As much as a joy Gosling is to watch on screen, in yet another silent-man role, Vithaya Pansringarm is a very welcome addition as Lt. Chang. The character of Chang has a very strict code of punishment and acts as a kind of real-life Thai Judge Dredd; being judge, jury and executor all in one. Herein lays the dark theme of violence throughout the movie, Only God Forgives is not for the faint-hearted in that sense. Lives, limbs and… whatever else Chang can get his hands on are flippantly cut short throughout. So it all seems so simple; Billy’s initial murder leads to a string of events, including the arrival of Julian and Billy’s mother Crystal (an amazing performance by Kristin Scott Thomas), and this culminates in a big face-off between Julian and Chang – right? Thankfully, no. If that were the case, Winding Refn would essentially just be re-making Drive with boxing replacing cars.

The difference is the complex, and confused, character of Julian. He is shown to believe that Billy deserved his eventual demise, and also to be almost mesmerized by the near-mythical Lt. Chang. Adding to Julian’s complexities is his not-your-every-day relationship with his mother, someone get this man on a couch asap! As Julian struggles between being berated by Crystal and also called upon by her for his help in Billy’s vengeance; he must eventually decide once and for all how the sinners of this story must be punished – including himself. And Chang is always on call in that department. Fans of Winding Refn will be pleased that, outside of the plot, many of the director’s unique traits are evident. Primary of those is the lucid look of the film, it is as sensual as Drive in that sense. Bangkok is presented as a wonderful stage of neon colours for all this to play out on. Even the film’s poster is something to behold aesthetically. I highly recommend seeing this story of a criminal’s moral struggle between right and wrong, told through the eyes of one of today’s most exciting directors. Even if you fall on the side of disliking the plot progression; the beautiful look of Only God Forgives and the masterful acting of Gosling, Scott Thomas and Pansringarm are enough to keep anyone entertained.

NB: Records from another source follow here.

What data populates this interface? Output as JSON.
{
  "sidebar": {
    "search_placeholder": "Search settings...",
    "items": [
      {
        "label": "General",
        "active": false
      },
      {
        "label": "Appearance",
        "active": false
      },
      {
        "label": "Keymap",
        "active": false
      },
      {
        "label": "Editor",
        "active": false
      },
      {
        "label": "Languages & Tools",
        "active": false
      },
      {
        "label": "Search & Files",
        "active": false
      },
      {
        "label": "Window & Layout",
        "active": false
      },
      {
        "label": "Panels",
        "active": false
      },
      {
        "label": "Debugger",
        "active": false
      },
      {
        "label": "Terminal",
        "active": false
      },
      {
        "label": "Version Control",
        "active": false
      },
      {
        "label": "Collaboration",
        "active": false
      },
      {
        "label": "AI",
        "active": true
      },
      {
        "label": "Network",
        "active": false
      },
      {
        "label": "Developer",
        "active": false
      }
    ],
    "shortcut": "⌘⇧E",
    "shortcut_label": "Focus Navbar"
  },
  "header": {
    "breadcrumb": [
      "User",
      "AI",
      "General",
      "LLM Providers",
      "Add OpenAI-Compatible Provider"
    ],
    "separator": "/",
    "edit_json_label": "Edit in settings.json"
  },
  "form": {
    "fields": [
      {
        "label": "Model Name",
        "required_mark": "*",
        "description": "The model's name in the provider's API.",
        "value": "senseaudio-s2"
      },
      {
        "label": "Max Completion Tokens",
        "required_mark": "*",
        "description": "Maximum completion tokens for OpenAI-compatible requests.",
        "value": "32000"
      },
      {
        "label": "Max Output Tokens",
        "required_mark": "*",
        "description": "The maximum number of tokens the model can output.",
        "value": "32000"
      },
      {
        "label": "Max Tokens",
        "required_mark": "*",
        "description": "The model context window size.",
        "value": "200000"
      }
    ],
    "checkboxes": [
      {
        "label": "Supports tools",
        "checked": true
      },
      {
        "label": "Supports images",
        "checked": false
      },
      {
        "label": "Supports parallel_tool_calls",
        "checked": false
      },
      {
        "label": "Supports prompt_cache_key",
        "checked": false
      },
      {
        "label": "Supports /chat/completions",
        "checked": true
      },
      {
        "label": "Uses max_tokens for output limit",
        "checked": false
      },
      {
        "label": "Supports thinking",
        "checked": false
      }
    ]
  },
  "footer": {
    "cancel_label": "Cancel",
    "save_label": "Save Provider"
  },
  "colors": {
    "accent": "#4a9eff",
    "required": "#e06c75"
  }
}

Viewed in the highly recommended and extremely reasonable Richmix Cinema on Bethnal Green Road in East London.

Gav Duffy